- an application made under section 12 of the Trustee Act 1925 or an order of a court or dealing which, in the opinion of the Registrar General, effects or evidences a replacement of existing trustees or the appointment of new or additional trustees;
- an application made under section 101 in relation to the registration of a survivor of joint proprietors;
- a dealing effected by a mortgagee, chargee or covenant charge in the exercise of a power of sale or other power or conferred right where the mortgage, charge or covenant charge was recorded and lodged in registrable form before the lodgement of the priority notice; and
- a dealing effected by a lessee pursuant to a conferred right where the lease was recorded or lodged in registrable form before lodgement of the priority notice.
Should I lodge a caveat or a priority notice?
Unlike a caveat, there are no restrictions on lodging a further priority notice when the earlier one lapses unless the Supreme Court makes an order to this effect. A further difference is that a registered owner of the property is not notified of the lodgement of a priority notice unlike a caveat.

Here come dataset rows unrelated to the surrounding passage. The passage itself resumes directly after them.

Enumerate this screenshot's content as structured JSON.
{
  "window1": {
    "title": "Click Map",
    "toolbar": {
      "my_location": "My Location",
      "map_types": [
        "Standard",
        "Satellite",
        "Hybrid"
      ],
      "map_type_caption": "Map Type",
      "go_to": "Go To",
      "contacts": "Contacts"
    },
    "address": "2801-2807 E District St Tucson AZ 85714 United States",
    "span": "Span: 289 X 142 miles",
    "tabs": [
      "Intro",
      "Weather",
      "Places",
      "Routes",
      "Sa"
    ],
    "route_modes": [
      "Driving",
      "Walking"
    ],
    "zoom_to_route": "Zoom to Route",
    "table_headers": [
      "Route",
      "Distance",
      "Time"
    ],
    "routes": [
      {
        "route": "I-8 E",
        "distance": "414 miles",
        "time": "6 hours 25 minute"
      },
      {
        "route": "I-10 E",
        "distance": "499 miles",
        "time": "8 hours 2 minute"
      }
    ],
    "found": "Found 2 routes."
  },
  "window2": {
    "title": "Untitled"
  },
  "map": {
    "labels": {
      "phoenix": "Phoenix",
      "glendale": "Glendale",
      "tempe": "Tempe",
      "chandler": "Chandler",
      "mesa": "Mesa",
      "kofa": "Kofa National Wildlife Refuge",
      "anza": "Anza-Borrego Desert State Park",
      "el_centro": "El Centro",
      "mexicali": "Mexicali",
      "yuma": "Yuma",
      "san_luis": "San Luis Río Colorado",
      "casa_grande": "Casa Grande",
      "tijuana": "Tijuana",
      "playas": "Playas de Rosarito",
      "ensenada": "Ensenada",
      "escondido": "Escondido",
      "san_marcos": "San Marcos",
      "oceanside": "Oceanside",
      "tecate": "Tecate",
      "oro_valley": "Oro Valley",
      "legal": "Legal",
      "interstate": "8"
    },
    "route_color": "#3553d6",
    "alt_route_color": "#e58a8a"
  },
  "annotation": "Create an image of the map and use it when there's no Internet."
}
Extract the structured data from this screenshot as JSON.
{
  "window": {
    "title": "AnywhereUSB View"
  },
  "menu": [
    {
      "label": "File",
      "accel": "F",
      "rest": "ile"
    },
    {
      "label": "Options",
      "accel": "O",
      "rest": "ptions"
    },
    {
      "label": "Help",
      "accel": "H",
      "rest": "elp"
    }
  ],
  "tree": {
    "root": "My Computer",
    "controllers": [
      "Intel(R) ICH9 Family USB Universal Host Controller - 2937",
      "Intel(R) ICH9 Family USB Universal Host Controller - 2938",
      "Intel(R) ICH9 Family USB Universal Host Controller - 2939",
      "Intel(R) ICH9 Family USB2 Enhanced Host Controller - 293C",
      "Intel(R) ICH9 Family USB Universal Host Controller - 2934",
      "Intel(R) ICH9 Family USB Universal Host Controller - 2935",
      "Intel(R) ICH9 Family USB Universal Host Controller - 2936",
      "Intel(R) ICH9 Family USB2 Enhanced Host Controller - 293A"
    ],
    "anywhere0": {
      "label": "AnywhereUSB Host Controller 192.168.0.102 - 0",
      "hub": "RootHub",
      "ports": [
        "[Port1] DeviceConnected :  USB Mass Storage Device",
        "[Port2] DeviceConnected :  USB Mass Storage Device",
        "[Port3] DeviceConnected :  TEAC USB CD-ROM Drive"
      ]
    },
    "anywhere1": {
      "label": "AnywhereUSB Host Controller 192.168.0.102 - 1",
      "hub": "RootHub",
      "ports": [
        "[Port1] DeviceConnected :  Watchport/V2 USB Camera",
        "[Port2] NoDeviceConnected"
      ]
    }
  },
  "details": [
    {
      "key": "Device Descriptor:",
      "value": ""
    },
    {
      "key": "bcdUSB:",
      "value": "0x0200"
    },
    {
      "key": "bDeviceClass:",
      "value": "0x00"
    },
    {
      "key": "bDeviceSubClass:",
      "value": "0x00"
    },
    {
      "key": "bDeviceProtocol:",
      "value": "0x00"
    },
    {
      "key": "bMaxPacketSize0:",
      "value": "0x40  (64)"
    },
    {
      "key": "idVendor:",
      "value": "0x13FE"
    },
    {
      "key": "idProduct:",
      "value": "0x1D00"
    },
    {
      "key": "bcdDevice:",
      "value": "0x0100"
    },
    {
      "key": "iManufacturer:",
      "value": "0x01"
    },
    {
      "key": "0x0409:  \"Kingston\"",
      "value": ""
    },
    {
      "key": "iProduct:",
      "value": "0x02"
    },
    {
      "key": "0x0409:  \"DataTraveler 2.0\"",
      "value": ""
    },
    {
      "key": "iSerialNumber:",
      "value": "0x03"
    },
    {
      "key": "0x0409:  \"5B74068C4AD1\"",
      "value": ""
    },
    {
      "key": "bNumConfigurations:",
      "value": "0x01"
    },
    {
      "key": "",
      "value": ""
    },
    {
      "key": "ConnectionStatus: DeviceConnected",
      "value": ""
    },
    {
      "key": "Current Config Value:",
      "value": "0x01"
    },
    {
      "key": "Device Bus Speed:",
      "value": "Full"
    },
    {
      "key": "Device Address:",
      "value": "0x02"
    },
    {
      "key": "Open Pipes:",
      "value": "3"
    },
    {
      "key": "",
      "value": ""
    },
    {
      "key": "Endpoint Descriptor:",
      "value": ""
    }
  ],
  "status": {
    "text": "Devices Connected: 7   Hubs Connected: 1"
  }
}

In deciding whether to register a caveat or a priority notice it is prudent to consider the settlement period given that a priority notice will lapse in 90 days and the caveat will only lapse in accordance with the lapsing procedures set out in section 74J of the RPA.
Priority notices do not replace caveats and cover a narrower field of interests i.e. interests which arise pursuant to dealings intended to be registered. There is nothing in the RPA which prevents a purchaser or incoming mortgagee from lodging both a caveat and a priority notice.

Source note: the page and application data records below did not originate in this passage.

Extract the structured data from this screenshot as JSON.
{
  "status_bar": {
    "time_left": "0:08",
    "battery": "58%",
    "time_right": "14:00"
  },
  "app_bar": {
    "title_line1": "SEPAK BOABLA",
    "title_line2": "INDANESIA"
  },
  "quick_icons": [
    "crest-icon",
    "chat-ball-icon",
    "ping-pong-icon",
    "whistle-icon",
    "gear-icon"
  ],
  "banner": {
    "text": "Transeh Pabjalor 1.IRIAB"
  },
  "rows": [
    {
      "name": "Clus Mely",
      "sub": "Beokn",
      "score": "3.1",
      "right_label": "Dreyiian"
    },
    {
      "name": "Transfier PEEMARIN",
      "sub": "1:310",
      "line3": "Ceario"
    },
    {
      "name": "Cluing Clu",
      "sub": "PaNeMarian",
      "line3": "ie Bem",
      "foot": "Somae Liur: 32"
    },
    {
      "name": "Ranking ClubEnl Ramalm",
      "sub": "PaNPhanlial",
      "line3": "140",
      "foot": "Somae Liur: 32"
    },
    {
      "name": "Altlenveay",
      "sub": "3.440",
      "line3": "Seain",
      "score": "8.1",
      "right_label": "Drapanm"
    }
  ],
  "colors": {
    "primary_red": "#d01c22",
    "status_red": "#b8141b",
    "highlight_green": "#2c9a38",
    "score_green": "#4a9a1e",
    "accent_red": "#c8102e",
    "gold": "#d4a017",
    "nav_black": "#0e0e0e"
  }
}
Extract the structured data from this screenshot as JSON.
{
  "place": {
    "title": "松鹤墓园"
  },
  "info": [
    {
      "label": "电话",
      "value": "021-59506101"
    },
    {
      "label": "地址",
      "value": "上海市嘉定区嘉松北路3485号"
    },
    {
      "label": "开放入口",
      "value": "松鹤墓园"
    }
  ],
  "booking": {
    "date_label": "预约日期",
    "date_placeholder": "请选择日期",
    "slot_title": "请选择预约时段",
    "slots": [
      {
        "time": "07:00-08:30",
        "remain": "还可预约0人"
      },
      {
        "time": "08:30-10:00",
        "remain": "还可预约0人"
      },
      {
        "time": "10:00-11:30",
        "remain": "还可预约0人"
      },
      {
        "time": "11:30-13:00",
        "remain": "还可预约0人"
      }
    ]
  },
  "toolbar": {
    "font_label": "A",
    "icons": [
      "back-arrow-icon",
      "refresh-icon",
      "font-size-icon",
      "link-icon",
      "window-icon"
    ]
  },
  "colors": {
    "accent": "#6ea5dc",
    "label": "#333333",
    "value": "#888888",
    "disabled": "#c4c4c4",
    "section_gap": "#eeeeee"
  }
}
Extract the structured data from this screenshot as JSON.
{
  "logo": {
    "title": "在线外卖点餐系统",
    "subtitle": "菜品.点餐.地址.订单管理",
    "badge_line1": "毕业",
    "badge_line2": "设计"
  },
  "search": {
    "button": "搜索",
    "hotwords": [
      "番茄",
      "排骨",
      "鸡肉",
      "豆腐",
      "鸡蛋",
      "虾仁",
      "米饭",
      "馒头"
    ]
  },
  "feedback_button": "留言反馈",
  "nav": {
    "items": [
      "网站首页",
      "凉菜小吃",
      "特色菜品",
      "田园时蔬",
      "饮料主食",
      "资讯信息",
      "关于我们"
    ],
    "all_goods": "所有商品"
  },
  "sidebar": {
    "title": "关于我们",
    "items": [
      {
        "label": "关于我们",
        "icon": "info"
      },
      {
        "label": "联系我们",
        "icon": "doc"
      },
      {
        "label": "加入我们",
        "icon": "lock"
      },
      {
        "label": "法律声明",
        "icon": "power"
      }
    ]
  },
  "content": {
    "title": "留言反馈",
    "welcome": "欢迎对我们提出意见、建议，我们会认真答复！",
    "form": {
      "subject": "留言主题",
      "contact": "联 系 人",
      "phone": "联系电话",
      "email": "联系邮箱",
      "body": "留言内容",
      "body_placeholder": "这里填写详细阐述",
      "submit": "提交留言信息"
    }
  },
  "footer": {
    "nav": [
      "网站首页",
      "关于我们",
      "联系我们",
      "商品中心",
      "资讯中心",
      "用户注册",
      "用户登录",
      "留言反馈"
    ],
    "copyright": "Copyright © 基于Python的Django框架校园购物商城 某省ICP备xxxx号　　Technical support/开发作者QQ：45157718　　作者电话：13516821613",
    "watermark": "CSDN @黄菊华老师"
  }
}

What happens when another party has lodged a priority notice?
Where competing priority notices are recorded by different parties claiming interest in the same land then it is anticipated that priority would be determined by lodgement order of the priority notices.
Do other jurisdictions have priority notices?

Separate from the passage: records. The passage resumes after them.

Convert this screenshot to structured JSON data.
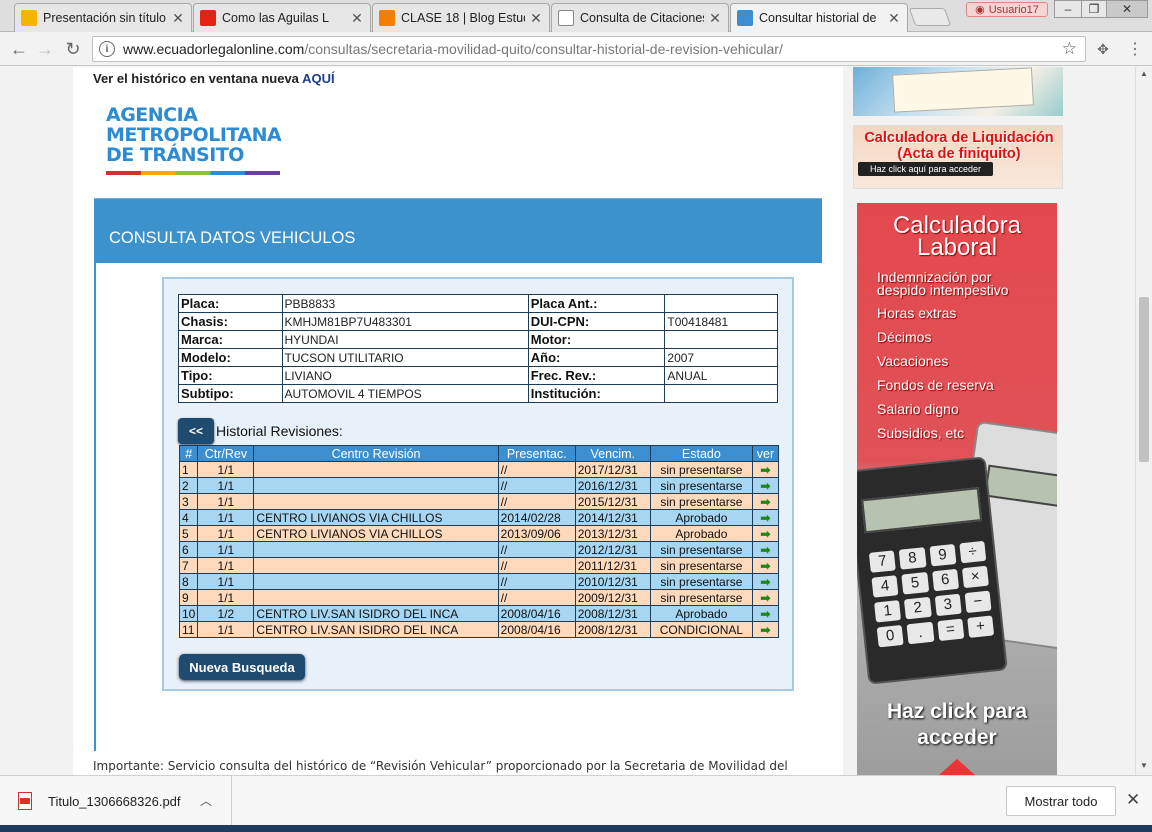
{
  "browser": {
    "tabs": [
      {
        "label": "Presentación sin título",
        "icon": "slides-icon",
        "color": "#f4b400"
      },
      {
        "label": "Como las Aguilas L",
        "icon": "youtube-icon",
        "color": "#e62117"
      },
      {
        "label": "CLASE 18 | Blog Estud",
        "icon": "blogger-icon",
        "color": "#f57d00"
      },
      {
        "label": "Consulta de Citaciones",
        "icon": "document-icon",
        "color": "#888888"
      },
      {
        "label": "Consultar historial de",
        "icon": "chart-icon",
        "color": "#3b8fd0"
      }
    ],
    "user": "Usuario17",
    "url_host": "www.ecuadorlegalonline.com",
    "url_path": "/consultas/secretaria-movilidad-quito/consultar-historial-de-revision-vehicular/"
  },
  "page": {
    "history_link_text": "Ver el histórico en ventana nueva",
    "history_link_anchor": "AQUÍ",
    "logo_lines": [
      "AGENCIA",
      "METROPOLITANA",
      "DE TRÁNSITO"
    ],
    "panel_title": "CONSULTA DATOS VEHICULOS",
    "vehicle": {
      "placa_label": "Placa:",
      "placa": "PBB8833",
      "placa_ant_label": "Placa Ant.:",
      "placa_ant": "",
      "chasis_label": "Chasis:",
      "chasis": "KMHJM81BP7U483301",
      "dui_label": "DUI-CPN:",
      "dui": "T00418481",
      "marca_label": "Marca:",
      "marca": "HYUNDAI",
      "motor_label": "Motor:",
      "motor": "",
      "modelo_label": "Modelo:",
      "modelo": "TUCSON UTILITARIO",
      "anio_label": "Año:",
      "anio": "2007",
      "tipo_label": "Tipo:",
      "tipo": "LIVIANO",
      "frec_label": "Frec. Rev.:",
      "frec": "ANUAL",
      "subtipo_label": "Subtipo:",
      "subtipo": "AUTOMOVIL 4 TIEMPOS",
      "institucion_label": "Institución:",
      "institucion": ""
    },
    "back_button": "<<",
    "history_title": "Historial Revisiones:",
    "history_headers": [
      "#",
      "Ctr/Rev",
      "Centro Revisión",
      "Presentac.",
      "Vencim.",
      "Estado",
      "ver"
    ],
    "history_rows": [
      [
        "1",
        "1/1",
        "",
        "//",
        "2017/12/31",
        "sin presentarse"
      ],
      [
        "2",
        "1/1",
        "",
        "//",
        "2016/12/31",
        "sin presentarse"
      ],
      [
        "3",
        "1/1",
        "",
        "//",
        "2015/12/31",
        "sin presentarse"
      ],
      [
        "4",
        "1/1",
        "CENTRO LIVIANOS VIA CHILLOS",
        "2014/02/28",
        "2014/12/31",
        "Aprobado"
      ],
      [
        "5",
        "1/1",
        "CENTRO LIVIANOS VIA CHILLOS",
        "2013/09/06",
        "2013/12/31",
        "Aprobado"
      ],
      [
        "6",
        "1/1",
        "",
        "//",
        "2012/12/31",
        "sin presentarse"
      ],
      [
        "7",
        "1/1",
        "",
        "//",
        "2011/12/31",
        "sin presentarse"
      ],
      [
        "8",
        "1/1",
        "",
        "//",
        "2010/12/31",
        "sin presentarse"
      ],
      [
        "9",
        "1/1",
        "",
        "//",
        "2009/12/31",
        "sin presentarse"
      ],
      [
        "10",
        "1/2",
        "CENTRO LIV.SAN ISIDRO DEL INCA",
        "2008/04/16",
        "2008/12/31",
        "Aprobado"
      ],
      [
        "11",
        "1/1",
        "CENTRO LIV.SAN ISIDRO DEL INCA",
        "2008/04/16",
        "2008/12/31",
        "CONDICIONAL"
      ]
    ],
    "new_search_button": "Nueva Busqueda",
    "footnote": "Importante: Servicio consulta del histórico de “Revisión Vehicular” proporcionado por la Secretaria de Movilidad del"
  },
  "ads": {
    "ad2_title": "Calculadora de Liquidación (Acta de finiquito)",
    "ad2_cta": "Haz click aquí para acceder",
    "ad3_title": "Calculadora Laboral",
    "ad3_items": [
      "Indemnización por despido intempestivo",
      "Horas extras",
      "Décimos",
      "Vacaciones",
      "Fondos de reserva",
      "Salario digno",
      "Subsidios, etc"
    ],
    "ad3_cta": "Haz click para acceder"
  },
  "downloads": {
    "file": "Titulo_1306668326.pdf",
    "show_all": "Mostrar todo"
  }
}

Priority Notices can currently be lodged in Tasmania, Queensland and South Australia. Other jurisdictions are now considering implementation of priority notices.
Cessation of priority notices
The person who lodged the priority notice may subsequently withdraw it.
A person with an interest in the land in relation to which a priority notice is in force may make an application to the Registrar General to have the priority notice cancelled. If satisfied that the priority notice purports to protect the priority of an agreement that is unlikely to be recorded within 90 days of the priority notice being lodged, the Registrar General may cancel the priority notice.
When considering the priority notice, the Registrar General must give the person who lodged the priority notice written notice of the application and give them at least 10 days to respond.
A person who lodges a priority notice without reasonable cause or fails to withdraw a priority notice without reasonable cause may be liable to pay compensation to any person who sustains pecuniary loss attributed to the lodgement or refusal of withdrawal.
Should I lodge a priority notice?
Although the RPA does not compel lodgement of a priority notice, we expect that their use will come to be regarded as prudent, particularly given the delays which sometimes occur with banks registering their borrowers' transfers. Maintaining a priority notice until the relevant dealing is registered on the title for the subject land may well prove to be a beneficial safeguard against new parties acquiring legal interest in the land and frustrating registration of the dealing the subject of a priority notice.
A priority notice provides an inexpensive and simple way of preventing new legal interests in the land being registered prior to registration of the relevant dealing on the title for land.
From an anti-fraud perspective, priority notices will flag impending transfers more systematically, enabling fraudulent activity to be prevented more easily.